So, if there is this “dark side” of DH, then what does it look like and what can we do to push against it?
An emphasis on empirical, quantitative projects and the “mining” of data and texts has characterized many (most?) DH projects, creating easy fodder for critics concerned with the ever-growing reach of neoliberalism. These types of projects have served as the very foundation for many DH literary studies and have yield generative results into topics like genre devices, authorial style, and the history of the novel. But beyond yielding new insights into literary texts, these types of projects offered a way to justify the field of DH. If humanities scholars could use computational analysis to produce projects illustrated with graphs, charts, and numerical data, then perhaps the humanities could maintain its relevance in a political/academic climate that seemingly values STEM over the arts.

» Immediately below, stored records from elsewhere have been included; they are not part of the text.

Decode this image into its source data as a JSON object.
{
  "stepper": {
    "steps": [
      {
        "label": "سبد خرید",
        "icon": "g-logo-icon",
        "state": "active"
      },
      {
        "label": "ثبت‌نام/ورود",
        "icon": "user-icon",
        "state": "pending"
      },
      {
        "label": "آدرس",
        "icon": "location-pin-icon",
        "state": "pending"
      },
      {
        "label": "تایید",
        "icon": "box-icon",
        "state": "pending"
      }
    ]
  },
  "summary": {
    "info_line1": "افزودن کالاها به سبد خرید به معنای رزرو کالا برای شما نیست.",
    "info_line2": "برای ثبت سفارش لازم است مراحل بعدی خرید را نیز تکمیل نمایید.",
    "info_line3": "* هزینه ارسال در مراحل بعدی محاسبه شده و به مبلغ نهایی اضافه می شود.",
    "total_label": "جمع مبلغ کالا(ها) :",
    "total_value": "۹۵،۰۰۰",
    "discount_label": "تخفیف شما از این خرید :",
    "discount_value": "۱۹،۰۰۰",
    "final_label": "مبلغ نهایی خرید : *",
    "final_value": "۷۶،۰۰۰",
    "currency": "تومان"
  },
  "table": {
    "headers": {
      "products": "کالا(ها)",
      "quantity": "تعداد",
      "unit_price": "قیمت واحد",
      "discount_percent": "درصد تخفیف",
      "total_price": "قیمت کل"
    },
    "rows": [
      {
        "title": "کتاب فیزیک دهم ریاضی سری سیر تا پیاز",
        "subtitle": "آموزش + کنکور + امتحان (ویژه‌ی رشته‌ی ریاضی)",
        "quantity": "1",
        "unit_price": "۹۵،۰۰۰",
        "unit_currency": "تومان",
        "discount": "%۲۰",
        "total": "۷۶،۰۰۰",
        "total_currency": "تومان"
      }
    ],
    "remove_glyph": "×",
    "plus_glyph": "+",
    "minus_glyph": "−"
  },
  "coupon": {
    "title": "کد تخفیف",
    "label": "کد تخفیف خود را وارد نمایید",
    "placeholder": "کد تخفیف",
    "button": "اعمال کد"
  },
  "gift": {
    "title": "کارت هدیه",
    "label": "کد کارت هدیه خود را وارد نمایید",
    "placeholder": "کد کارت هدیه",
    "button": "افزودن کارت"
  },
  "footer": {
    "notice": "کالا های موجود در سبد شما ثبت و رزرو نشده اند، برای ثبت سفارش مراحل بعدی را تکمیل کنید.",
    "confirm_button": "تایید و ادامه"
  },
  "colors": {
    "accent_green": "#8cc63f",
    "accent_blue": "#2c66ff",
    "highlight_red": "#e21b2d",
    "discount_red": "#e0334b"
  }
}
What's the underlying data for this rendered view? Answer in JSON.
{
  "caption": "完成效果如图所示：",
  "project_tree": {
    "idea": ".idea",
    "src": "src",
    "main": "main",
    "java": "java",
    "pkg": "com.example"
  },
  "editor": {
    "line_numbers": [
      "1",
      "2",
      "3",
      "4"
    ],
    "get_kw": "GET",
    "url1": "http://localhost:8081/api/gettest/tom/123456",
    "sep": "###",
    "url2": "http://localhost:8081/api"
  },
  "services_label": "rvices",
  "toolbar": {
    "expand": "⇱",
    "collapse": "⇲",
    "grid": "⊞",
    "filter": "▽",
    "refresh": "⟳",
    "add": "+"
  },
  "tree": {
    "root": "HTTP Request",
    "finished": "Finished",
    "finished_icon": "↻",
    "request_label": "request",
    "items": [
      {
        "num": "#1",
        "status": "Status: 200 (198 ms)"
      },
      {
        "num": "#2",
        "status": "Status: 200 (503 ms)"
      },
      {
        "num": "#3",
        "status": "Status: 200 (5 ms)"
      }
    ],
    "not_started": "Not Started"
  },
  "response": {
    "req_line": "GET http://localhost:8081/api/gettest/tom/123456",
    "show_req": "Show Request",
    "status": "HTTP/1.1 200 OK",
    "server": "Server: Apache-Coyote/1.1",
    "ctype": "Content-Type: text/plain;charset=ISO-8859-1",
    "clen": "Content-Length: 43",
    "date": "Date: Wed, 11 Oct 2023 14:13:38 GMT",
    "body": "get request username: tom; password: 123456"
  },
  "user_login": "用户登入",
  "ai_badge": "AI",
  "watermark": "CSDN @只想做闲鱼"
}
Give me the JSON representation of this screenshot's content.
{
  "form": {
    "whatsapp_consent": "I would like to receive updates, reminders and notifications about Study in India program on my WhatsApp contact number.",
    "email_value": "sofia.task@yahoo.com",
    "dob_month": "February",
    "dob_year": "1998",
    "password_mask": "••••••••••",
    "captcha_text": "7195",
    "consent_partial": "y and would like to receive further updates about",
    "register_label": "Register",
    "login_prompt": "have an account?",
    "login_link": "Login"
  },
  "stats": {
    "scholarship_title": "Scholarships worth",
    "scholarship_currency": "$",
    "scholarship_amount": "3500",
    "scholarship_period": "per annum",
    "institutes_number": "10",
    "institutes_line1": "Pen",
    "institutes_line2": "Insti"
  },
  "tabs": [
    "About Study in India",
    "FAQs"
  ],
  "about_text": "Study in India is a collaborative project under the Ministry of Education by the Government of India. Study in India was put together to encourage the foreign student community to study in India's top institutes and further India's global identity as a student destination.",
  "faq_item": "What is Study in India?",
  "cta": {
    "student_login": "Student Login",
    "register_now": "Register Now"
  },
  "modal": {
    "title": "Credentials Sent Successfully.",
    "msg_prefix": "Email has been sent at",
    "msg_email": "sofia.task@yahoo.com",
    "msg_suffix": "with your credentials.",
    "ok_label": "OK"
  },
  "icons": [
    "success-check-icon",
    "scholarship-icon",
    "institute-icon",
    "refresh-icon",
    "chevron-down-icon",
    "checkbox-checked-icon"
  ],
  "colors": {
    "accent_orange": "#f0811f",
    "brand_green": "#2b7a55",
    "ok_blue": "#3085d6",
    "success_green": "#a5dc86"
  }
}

The other way that DH seems to claim its relevancy is by emphasizing the production of tools. Our own Scholars’ Lab staff has created new tools like Neatline and previous Praxis cohorts have developed Prism and Ivanhoe, making useful, open-sourced tools and bringing attention to the work being done here at UVA. Of course, there’s no problem with producing such tools and many will say that’s exactly what DH should do. The problem will arise if every DH lab in the world starts producing new tools for every new project. At that point, the future of DH might look a lot like the iTunes app store, more a marketplace of things rather than ideas.
So, will this year’s Praxis cohort create a slick new tool for the DH marketplace? You guessed it, no.
For one reason, our cohort simply does not have the time or expertise to build the coolest new tool on the web. Several of us entered this program with little to no knowledge of coding, web design, or software development. My goal is to gain an introduction to if not a handle on those skills while I’m here.
The other reason is political.
During a DH presentation at the 2016 American Studies Association conference, I heard a panelist describe the Internet as the “island of misfit toys.” I took this to mean that in a push for innovation and the need to justify the field’s existence a proliferation of DH projects have led to a mass of broken, unmaintained, and otherwise unusable tools. This stress on tool creation has fed into the critiques of DH as a neoliberal undertaking bent on the production of quantifiable and marketable results rather than the humanistic analysis that might yield more ideas than products.
Our cohort won’t be producing a fancy new tool, and that’s okay. But we will use existing digital tools in innovative ways and maybe offer inspiration for other scholars with similar amounts of time and DH experience to pursue projects of their own.